Metal Garden Sheds are an incredibly popular alternative to traditional timber sheds and outdoor buildings, they are more weather resistant, secure, fire retardant and virtually maintenance free. Although metal sheds suffer from very few of the labour intensive problems associated with other types of shed, they can sometimes be affected by the condition of their surroundings. In a word ‘condensation’!
A high quality metal shed will incorporate design features like ventilation, which should avoid the issue of condensation, however occasionally dampness can be caused by external sources. If there is any moisture in the foundations, the warmer air inside the shed will rise and settle on the cold metal panels. The damp will then condense and drip down, creating a cycle, and once this process is established it is not terribly easy to halt, making prevention rather than cure, a better idea. If you have yet to create the foundation for your metal shed, there are few rules to ensure that condensation never raises its ugly head.
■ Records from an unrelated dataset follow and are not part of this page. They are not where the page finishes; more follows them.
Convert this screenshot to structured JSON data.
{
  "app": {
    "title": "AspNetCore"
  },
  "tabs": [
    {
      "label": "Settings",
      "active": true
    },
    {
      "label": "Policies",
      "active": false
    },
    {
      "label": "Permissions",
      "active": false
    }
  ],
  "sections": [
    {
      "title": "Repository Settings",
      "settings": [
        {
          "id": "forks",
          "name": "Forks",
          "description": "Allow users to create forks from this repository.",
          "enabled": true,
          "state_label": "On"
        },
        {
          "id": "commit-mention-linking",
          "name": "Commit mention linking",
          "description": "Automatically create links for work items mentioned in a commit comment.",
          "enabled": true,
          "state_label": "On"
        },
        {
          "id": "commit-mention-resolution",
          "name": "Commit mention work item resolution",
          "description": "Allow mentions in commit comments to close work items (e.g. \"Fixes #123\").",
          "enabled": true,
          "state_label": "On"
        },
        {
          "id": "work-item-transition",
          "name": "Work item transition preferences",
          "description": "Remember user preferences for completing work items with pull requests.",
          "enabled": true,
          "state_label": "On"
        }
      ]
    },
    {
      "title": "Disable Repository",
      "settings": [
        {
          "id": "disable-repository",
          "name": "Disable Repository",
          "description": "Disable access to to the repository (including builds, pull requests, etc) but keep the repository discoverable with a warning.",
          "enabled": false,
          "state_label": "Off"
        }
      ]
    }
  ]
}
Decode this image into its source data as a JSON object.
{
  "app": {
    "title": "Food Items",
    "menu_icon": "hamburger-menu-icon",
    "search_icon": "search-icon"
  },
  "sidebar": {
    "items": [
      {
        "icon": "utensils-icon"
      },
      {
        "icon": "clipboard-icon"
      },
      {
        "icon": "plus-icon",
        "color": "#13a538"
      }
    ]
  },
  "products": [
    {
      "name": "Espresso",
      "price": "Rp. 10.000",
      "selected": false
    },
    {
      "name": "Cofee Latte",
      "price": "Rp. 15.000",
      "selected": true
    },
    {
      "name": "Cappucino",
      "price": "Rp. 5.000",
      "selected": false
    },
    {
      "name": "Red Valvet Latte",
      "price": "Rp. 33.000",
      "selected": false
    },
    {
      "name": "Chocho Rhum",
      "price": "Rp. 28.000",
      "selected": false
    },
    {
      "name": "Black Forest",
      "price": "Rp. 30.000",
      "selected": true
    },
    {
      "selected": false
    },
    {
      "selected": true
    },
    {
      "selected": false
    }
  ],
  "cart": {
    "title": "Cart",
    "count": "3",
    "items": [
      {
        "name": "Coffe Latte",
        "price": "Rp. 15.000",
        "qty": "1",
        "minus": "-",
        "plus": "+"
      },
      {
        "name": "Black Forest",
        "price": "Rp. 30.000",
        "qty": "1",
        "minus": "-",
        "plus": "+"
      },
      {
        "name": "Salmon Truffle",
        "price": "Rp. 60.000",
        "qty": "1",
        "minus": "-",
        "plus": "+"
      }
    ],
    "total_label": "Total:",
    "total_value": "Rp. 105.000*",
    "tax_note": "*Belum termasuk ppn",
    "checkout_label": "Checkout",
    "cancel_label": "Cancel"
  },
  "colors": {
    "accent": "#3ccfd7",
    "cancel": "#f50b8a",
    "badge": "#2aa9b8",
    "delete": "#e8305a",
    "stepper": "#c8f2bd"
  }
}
Make your base whether concrete or slab, a few inches larger than the base rail of the shed,
- Place a damp-proof membrane into the foundations at least two inches higher than ground level.
- Ensure that the newly laid foundations of your shed are allowed to cure for around 3-7 days, or longer if conditions are damp. This will avoid creating possible water related problems caused by insufficiently dried concrete.
- When ready, bolt down your shed to the base and apply a silicone or mastic sealant to the inside shed base rails. By applying this to the inside you will facilitate trouble free drainage, while preventing water seepage into the shed.
If you have already constructed your metal shed and base and are currently faced with the problem of condensation, there are still ways of tackling this.
- Remove your shed from its base and place a timber floor which is a few inches larger than the shed base measurements on raised bearers.
- Secure the shed to the wooden floor using wood screws, and mastic seal the inside base rails of the shed.
- Ensure regularly that water cannot stop ventilation by collecting underneath the floor.
- Wait for a nice warm day, and begin by wiping down the underside of the roof panels with methylated spirits.
- When dry attach polystyrene tiles to the underside with spray glue which is designed to bond polystyrene to metal and is impervious to heat and cold.
- This insulation cannot eradicate moisture within your shed, however condensation should no longer be an issue.
This blog was originally published on one of our manufacturers pages, with years of experience behind them we are more than confident in sharing their tips and advice.